The funeral services were held on

Wednesday afternoon in the presence

of a large number of relatives and

friends in the Saint Helena Episcopal

Church at six thirty o’clock with the

Rev. C. W. Boyd, rector of the

Church, officiating. The interment was

made in the family lot of the grave-

yard of the church just as the shadows

of evening began to fall. The follow-

ing acted as pallbearers: active,

Messrs. C. G. Richardson, C. G.

Luther, George Waterhouse, W. J.

Thomas, D. W. Crocker, and W. H.

Cory; honorary, Messrs. W. R. Bris-

tol, H. M. Stuart, J. S. Claghorn,

and W. F. Marscher. Seldom have

more beautiful floral tributes been

seen at any funeral in Beaufort and

they attested in a measure to the high

esteem with which Mr. Lengnick was




I noticed *Finally* after reading and transcribing and proofreading this obit that there’s an error. I wondered why John Marion Lengnick’s brother Albert Carl wasn’t listed in the obit, and who’s Charles A. Lengnick in St. Louis, Missouri?

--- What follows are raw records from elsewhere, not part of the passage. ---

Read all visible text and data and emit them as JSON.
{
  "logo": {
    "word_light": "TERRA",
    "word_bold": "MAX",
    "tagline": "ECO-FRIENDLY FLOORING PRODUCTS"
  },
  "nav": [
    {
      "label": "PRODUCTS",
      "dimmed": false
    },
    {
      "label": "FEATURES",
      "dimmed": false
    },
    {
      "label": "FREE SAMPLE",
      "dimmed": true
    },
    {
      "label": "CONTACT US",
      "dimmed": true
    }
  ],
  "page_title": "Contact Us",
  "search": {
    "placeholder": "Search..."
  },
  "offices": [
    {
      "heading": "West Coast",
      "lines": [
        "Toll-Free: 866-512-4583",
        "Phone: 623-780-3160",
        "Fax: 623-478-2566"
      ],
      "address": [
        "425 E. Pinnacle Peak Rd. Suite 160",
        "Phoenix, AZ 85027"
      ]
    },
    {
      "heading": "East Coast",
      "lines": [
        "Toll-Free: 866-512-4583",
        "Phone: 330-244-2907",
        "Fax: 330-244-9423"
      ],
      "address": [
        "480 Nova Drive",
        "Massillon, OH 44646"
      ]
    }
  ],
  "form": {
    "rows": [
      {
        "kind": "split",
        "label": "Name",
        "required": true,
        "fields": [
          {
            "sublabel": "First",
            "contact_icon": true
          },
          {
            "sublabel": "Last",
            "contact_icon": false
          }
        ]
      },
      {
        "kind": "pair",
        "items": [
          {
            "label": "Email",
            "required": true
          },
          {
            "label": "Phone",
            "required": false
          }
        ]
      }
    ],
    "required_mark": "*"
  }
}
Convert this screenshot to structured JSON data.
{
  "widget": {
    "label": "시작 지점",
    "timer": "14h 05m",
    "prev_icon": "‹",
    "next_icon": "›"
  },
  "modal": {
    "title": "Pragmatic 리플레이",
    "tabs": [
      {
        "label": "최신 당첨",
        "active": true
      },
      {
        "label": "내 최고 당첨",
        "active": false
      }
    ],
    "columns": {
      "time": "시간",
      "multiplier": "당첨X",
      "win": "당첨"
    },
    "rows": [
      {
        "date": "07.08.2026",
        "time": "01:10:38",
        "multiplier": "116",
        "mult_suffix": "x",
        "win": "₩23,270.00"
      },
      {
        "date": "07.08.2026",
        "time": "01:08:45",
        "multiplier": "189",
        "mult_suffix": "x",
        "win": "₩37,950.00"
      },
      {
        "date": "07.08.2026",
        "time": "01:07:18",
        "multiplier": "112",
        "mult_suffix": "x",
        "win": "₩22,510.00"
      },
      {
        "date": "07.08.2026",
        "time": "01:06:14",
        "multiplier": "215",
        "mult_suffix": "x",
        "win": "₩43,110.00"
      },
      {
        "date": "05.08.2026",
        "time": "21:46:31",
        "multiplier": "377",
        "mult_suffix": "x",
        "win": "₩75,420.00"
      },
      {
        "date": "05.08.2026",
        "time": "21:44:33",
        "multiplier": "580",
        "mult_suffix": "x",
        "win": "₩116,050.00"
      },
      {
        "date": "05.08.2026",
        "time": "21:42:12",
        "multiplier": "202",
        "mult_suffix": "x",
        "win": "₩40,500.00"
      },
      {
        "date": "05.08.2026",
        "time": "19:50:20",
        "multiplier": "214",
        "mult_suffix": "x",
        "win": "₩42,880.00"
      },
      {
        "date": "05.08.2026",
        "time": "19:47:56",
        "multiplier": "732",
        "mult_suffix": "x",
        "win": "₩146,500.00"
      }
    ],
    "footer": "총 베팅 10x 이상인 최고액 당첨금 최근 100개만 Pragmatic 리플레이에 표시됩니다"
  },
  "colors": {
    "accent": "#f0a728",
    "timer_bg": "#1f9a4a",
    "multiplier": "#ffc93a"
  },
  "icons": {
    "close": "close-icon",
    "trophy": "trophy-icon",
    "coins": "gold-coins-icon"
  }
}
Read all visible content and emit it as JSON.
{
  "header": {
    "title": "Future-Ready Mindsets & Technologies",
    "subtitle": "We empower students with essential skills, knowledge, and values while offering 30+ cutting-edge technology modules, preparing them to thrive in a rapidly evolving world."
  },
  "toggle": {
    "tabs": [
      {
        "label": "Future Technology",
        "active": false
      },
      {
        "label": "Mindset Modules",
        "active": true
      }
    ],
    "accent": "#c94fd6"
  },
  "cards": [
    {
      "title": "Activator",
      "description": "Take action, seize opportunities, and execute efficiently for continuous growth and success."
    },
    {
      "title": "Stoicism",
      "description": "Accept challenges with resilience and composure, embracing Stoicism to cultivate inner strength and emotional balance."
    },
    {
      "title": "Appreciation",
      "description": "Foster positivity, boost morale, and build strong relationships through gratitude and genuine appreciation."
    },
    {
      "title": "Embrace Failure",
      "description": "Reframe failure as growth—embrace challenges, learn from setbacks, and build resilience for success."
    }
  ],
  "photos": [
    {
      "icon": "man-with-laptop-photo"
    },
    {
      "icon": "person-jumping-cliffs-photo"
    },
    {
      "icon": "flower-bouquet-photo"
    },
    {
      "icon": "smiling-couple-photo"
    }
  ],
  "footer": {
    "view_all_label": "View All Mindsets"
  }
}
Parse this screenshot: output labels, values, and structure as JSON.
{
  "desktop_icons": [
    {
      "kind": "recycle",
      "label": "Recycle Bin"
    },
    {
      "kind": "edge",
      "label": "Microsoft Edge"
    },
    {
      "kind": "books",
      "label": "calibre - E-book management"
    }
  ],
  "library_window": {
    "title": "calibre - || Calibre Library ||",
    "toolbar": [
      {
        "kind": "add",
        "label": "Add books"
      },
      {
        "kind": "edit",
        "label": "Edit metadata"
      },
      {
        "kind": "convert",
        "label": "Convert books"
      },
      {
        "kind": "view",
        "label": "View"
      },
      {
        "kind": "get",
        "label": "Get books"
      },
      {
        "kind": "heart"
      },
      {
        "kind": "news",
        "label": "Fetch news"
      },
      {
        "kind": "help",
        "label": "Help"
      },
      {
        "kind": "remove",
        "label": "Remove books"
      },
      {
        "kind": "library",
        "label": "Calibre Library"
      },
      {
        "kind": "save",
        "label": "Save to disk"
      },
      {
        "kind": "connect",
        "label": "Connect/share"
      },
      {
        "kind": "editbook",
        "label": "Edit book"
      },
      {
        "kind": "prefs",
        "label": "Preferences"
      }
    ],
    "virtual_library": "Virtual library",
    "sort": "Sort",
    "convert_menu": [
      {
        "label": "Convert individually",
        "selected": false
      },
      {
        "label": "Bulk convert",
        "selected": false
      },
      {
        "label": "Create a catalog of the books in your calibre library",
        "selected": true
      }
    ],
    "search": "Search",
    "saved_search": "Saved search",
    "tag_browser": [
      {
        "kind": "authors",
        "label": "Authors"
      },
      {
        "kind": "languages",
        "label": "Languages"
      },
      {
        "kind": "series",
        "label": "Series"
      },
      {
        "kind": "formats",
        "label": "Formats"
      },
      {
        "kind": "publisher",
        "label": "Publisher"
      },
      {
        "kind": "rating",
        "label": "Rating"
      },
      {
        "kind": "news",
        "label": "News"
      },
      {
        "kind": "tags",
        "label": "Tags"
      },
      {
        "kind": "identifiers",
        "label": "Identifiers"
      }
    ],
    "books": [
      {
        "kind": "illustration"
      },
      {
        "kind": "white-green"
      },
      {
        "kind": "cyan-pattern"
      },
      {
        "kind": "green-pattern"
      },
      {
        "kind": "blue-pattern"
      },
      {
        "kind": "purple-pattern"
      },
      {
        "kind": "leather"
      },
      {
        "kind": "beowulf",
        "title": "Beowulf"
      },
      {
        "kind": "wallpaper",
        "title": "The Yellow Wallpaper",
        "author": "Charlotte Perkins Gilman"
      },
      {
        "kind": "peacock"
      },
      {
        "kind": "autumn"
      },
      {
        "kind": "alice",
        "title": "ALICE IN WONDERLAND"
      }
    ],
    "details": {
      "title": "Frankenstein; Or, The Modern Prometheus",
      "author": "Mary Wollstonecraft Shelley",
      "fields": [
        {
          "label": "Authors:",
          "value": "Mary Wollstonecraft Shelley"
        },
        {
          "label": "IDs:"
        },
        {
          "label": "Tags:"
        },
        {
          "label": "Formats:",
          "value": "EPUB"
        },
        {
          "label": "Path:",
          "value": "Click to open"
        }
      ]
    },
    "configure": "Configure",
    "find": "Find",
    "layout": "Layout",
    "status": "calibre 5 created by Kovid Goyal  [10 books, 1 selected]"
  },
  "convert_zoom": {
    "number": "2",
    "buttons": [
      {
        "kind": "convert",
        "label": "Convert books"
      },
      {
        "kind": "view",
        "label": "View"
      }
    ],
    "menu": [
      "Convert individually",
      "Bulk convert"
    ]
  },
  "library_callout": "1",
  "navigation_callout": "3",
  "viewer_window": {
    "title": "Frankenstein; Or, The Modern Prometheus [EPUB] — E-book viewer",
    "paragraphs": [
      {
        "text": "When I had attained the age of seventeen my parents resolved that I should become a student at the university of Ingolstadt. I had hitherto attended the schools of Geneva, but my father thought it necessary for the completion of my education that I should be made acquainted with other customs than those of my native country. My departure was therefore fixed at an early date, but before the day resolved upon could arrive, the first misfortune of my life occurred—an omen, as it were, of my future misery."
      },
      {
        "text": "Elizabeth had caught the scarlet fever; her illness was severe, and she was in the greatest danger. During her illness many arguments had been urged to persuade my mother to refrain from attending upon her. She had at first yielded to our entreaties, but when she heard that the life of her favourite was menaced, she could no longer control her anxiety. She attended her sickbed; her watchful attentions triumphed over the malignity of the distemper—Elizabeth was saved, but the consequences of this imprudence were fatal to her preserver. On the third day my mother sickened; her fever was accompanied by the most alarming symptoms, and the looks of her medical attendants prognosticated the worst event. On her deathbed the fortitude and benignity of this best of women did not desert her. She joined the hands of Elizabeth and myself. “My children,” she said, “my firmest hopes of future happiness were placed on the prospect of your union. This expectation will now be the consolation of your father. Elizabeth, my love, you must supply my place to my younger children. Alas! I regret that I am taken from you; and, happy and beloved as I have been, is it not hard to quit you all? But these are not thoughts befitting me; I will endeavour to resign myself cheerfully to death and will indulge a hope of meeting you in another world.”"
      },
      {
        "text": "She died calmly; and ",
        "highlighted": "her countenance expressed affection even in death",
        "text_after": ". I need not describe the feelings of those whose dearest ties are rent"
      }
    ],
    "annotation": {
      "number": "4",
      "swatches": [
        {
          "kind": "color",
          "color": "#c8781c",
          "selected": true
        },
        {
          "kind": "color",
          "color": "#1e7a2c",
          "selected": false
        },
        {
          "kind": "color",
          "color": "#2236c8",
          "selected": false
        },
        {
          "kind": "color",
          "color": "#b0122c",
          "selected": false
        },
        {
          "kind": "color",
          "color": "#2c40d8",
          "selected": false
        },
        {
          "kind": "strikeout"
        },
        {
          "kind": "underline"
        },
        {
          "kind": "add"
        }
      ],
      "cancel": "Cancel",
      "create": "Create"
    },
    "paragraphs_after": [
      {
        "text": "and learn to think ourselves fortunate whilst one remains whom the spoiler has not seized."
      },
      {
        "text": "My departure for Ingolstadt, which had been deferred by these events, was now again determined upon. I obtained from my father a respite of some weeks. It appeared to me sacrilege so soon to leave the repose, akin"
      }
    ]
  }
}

Of course, the Charles A. in the obit is Albert Carl Lengnick who married Georgia Agnes Bateson.

I’m a sloooow learner.